It took some creative negotiations to hash out the final details of the deal with Cleveland, including a provision that calls for Modell to provide a $29 million relocation fee to the league. A similar fee is being contested by the Rams after their move from Los Angeles to St. Louis last year.

"I have offered it to {the league} and it's part of the bill," Modell said, adding that he is required to pay $20 million now, and the remainder over the next 10 years. John Moag, chairman of the Maryland Stadium Authority, said he thought Modell would pay the money "but I'm sure he will be following the St. Louis case with close interest."
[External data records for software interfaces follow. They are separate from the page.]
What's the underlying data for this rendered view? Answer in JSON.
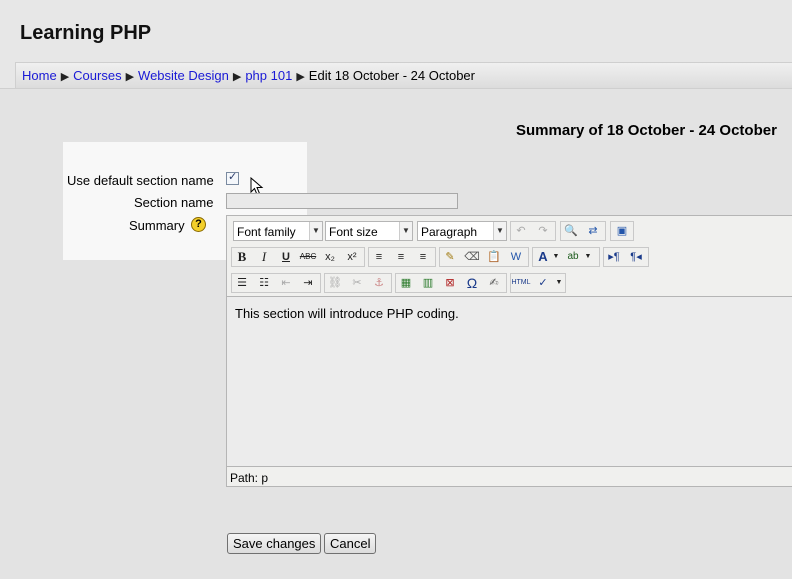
{
  "page": {
    "title": "Learning PHP"
  },
  "breadcrumb": {
    "separator": "▶",
    "items": [
      "Home",
      "Courses",
      "Website Design",
      "php 101"
    ],
    "current": "Edit 18 October - 24 October"
  },
  "form": {
    "heading": "Summary of 18 October - 24 October",
    "use_default_label": "Use default section name",
    "use_default_checked": true,
    "section_name_label": "Section name",
    "section_name_value": "",
    "summary_label": "Summary",
    "help_icon_glyph": "?"
  },
  "editor": {
    "font_family": "Font family",
    "font_size": "Font size",
    "format": "Paragraph",
    "content": "This section will introduce PHP coding.",
    "path": "Path: p",
    "toolbar_icons": [
      "undo-icon",
      "redo-icon",
      "find-icon",
      "replace-icon",
      "fullscreen-icon",
      "bold-icon",
      "italic-icon",
      "underline-icon",
      "strikethrough-icon",
      "subscript-icon",
      "superscript-icon",
      "align-left-icon",
      "align-center-icon",
      "align-right-icon",
      "cleanup-icon",
      "eraser-icon",
      "paste-text-icon",
      "paste-word-icon",
      "text-color-icon",
      "highlight-color-icon",
      "ltr-icon",
      "rtl-icon",
      "bullet-list-icon",
      "numbered-list-icon",
      "outdent-icon",
      "indent-icon",
      "link-icon",
      "unlink-icon",
      "anchor-icon",
      "image-icon",
      "media-icon",
      "nolink-icon",
      "special-char-icon",
      "edit-icon",
      "html-icon",
      "spellcheck-icon"
    ]
  },
  "buttons": {
    "save": "Save changes",
    "cancel": "Cancel"
  }
}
Under Modell's agreement with Maryland, proceeds from the $80 million to be raised by sales of personal seat licenses -- a fee that guarantees fans the right to purchase season tickets -- can be used to pay all costs of the team's move, including the $29 million relocation fee. PSL money also will pay for a $15 million training facility, cover the $12 million in damages Modell must pay the city of Cleveland and the expense of moving team personnel and severance pay to those who decided not to leave Ohio. If any PSL money remains, it would go back to the state. But Moag said again today he does not expect much to be left once all of Modell's expenses are paid.

Maryland Gov. Parris N. Glendening (D), who has taken considerable political heat for making the expensive deal to bring a team to Baltimore, was given to subdued rhetoric after the NFL vote yesterday. But he didn't appear to have any mixed feelings.

The governor pronounced himself happy for both Cleveland and Maryland. "It looks like everyone has done well," Glendening told reporters in Annapolis. He said the vote will lead to a long-sought goal: "We will now have an NFL team."

For Cleveland, the deal allowed the city to keep both the name Browns and the team colors (orange, brown and white). Another boon: the NFL will provide between $28 million and $48 million toward stadium construction in Cleveland. That money, which Tagliabue said would be borrowed from a bank, must be repaid to the NFL by the new ownership of the Cleveland franchise.

The league's unprecedented stadium contribution was one of the final stumbling blocks to the league's settlement with Cleveland, as was Modell's initial reluctance to pay any of the $12 million in damages to the city.

According to Fred Nance, Cleveland's lead attorney in negotiations, the city came here on Tuesday with the possibility of keeping the Browns, with Baltimore being forced to wait for an expansion or existing franchise.

"We looked at Cleveland keeping the current team as option number one. We looked at expansion or relocation for us as option number two," Nance said. "We negotiated on that to the last day. We were still looking at option one yesterday {Thursday}. But we didn't come to closure on it and then we never came back to it as we negotiated.

"On Tuesday, this whole thing was a 50-50 proposition. We were told that Modell was reluctant to pay any damages, and that was a deal breaker. We felt the city had to be made whole. On Wednesday we got his first offer, which was to pay out-of-pocket expenses of $2.25 million."

Nance said Cleveland believed it had leverage from the day it filed suit to keep Modell from breaking the three remaining years on his stadium lease. "Through the negotiations, both sides treated it as a forgone conclusion Cleveland could keep the team for three years with that injunction," he said. "But the likelihood of bringing another NFL team to Cleveland thereafter {the three years} was going to be remote to nonexistent."

Staff writer Charles Babington contributed to this report from Annapolis.

CAPTION: Baltimore Mayor Kurt L. Schmoke, left, Maryland Gov. Parris N. Glendening, center, greet Art Modell at BWI Airport upon return from NFL meetings.

CAPTION: Art Modell will move his team to Baltimore to begin play next season, first at Memorial Stadium and later at a proposed $200 million facility. (Photo ran in an earlier edition)